• _THE PROBLEM_: When the word "rest" shows up in a line of the records below, copy that line.

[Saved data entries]
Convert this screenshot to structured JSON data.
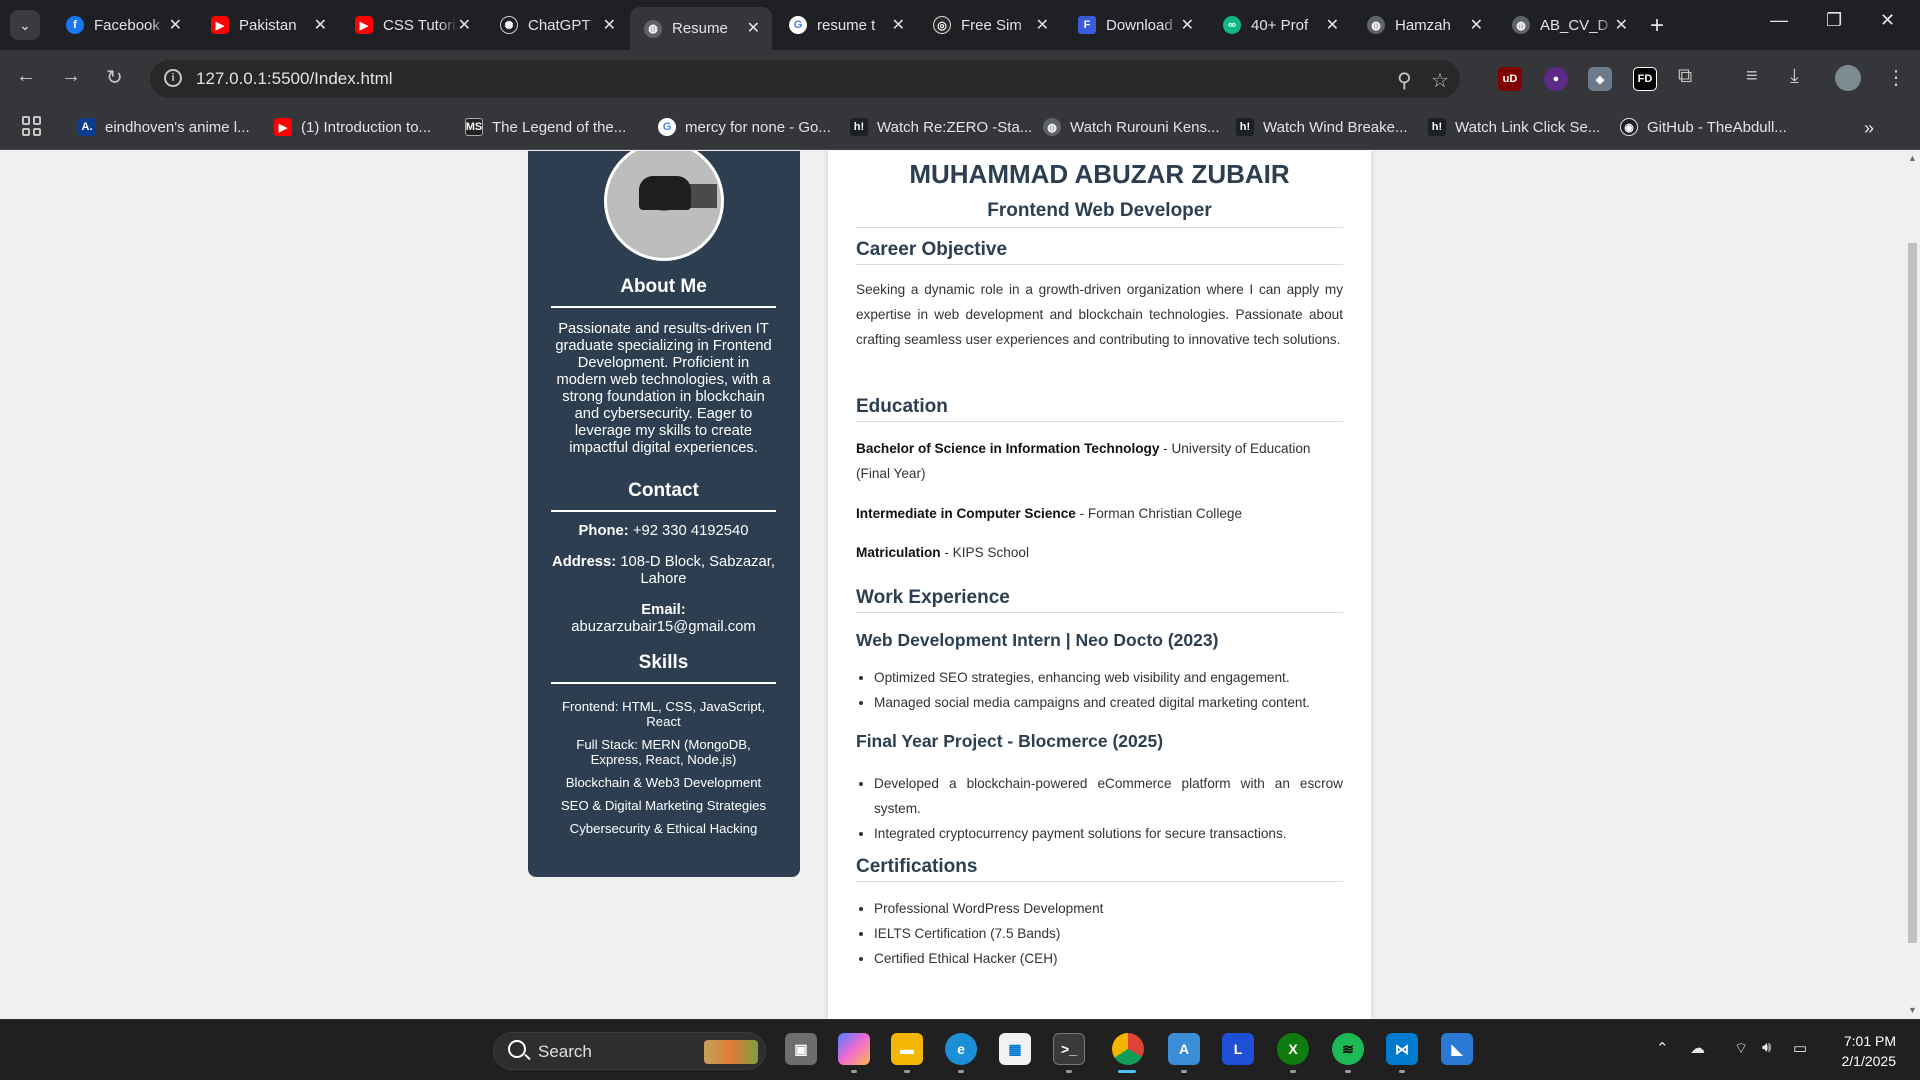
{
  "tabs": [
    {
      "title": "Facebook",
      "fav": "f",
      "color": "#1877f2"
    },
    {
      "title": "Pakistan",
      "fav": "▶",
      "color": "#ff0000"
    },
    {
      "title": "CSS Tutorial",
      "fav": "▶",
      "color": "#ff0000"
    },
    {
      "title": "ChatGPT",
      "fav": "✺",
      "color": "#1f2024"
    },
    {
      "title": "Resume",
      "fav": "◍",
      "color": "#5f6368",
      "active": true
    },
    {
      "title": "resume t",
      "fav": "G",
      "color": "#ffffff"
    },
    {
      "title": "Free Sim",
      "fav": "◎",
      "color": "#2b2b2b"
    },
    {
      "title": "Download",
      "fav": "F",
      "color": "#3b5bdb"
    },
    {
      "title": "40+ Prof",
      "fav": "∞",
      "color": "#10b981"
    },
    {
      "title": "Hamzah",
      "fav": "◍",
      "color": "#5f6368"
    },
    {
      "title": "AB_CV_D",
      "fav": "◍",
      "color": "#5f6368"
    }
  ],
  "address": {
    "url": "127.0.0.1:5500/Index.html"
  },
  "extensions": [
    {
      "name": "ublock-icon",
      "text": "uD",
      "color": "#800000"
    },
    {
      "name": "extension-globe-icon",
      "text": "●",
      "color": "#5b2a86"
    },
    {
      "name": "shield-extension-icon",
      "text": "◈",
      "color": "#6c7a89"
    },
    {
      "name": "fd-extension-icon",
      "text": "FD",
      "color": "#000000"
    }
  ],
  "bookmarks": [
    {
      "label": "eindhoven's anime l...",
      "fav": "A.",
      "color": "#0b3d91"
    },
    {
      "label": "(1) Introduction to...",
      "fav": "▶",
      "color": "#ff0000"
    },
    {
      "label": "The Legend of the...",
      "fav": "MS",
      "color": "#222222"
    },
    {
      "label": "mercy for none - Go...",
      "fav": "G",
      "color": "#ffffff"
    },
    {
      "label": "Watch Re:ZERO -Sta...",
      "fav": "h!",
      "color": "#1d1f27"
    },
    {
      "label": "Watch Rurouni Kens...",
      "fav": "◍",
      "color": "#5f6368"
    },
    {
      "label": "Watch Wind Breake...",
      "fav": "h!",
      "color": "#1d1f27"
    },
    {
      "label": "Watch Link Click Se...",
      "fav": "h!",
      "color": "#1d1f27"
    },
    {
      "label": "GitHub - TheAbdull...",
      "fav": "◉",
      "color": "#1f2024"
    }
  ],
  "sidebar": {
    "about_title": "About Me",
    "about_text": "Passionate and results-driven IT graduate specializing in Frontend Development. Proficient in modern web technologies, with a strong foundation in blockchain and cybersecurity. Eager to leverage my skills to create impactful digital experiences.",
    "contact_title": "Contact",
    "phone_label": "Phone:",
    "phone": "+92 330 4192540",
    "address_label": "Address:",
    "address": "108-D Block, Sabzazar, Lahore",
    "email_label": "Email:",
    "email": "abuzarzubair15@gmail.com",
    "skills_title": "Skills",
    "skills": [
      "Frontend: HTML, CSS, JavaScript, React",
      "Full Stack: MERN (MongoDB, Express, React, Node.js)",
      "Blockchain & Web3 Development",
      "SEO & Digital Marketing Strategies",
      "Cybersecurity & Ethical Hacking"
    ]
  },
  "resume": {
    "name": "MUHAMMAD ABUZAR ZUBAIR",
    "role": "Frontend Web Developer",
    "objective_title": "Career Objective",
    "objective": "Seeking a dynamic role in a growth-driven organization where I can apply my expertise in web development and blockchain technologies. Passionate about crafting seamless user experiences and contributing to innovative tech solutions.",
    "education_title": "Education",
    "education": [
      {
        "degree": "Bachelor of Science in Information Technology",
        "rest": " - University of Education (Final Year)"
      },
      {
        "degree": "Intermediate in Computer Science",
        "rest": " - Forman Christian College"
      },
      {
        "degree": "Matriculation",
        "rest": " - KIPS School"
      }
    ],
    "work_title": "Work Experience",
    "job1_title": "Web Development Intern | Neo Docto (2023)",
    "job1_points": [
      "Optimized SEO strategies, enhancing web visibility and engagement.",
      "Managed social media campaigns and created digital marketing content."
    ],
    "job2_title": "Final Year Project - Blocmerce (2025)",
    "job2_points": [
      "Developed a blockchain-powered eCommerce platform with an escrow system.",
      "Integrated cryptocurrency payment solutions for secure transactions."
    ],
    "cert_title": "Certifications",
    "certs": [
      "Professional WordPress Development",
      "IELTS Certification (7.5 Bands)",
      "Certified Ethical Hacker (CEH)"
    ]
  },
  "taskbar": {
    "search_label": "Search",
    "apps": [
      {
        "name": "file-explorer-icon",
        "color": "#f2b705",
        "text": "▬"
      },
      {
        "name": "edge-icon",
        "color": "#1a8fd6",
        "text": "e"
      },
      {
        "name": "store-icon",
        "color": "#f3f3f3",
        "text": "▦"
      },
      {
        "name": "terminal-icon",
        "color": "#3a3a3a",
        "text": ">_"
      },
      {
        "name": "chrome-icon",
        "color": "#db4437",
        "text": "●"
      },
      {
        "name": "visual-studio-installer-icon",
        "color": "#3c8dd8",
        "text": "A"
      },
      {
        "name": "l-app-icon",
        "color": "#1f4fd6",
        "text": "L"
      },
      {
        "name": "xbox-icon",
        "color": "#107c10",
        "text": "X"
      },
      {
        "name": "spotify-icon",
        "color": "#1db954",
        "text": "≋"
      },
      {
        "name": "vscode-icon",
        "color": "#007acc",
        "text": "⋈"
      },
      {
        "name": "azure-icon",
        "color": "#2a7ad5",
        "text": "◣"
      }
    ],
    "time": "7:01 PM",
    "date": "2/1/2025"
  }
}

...

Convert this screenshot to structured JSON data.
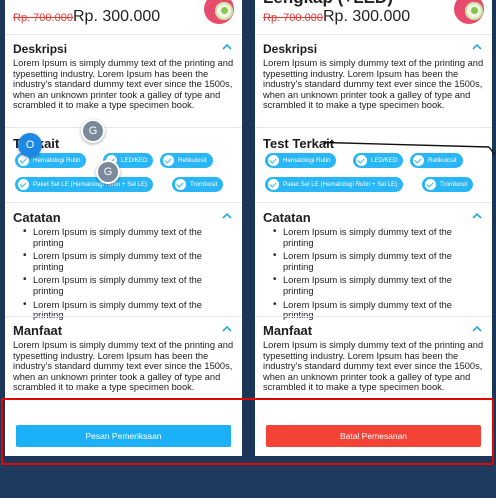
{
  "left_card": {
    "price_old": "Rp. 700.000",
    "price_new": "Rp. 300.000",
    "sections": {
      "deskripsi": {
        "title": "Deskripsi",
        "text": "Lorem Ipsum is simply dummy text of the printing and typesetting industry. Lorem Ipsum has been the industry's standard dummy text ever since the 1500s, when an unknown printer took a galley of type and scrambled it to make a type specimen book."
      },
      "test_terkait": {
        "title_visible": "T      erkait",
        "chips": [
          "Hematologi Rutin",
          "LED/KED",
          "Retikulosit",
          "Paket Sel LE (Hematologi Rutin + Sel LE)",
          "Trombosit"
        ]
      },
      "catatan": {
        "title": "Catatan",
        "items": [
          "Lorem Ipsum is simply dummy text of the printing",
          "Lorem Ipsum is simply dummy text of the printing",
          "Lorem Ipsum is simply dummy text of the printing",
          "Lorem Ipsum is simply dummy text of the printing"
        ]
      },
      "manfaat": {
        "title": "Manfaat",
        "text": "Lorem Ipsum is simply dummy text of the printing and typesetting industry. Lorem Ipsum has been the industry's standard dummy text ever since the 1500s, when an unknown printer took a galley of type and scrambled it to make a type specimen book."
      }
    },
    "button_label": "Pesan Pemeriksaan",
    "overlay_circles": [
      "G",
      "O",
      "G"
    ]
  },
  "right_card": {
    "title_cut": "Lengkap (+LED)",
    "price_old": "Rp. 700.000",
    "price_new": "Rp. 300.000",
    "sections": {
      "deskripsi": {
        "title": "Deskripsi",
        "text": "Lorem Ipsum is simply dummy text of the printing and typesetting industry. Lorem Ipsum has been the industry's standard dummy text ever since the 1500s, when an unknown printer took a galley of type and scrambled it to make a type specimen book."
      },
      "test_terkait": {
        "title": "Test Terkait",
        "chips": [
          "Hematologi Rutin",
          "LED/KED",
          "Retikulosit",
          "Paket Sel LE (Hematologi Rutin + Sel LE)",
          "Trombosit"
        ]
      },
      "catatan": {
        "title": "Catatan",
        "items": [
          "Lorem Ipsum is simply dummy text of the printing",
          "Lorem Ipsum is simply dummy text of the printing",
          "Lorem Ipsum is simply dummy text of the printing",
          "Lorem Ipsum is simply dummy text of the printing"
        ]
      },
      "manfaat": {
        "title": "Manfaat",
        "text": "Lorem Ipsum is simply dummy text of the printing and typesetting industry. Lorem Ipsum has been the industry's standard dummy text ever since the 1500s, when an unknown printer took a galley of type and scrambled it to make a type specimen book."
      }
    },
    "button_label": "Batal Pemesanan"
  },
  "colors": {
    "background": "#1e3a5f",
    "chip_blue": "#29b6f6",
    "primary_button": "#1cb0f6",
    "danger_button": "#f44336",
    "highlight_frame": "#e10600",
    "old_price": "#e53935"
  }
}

• _EXPECTED OUTPUT_:
        "rest": " - University of Education (Final Year)"
        "rest": " - Forman Christian College"
        "rest": " - KIPS School"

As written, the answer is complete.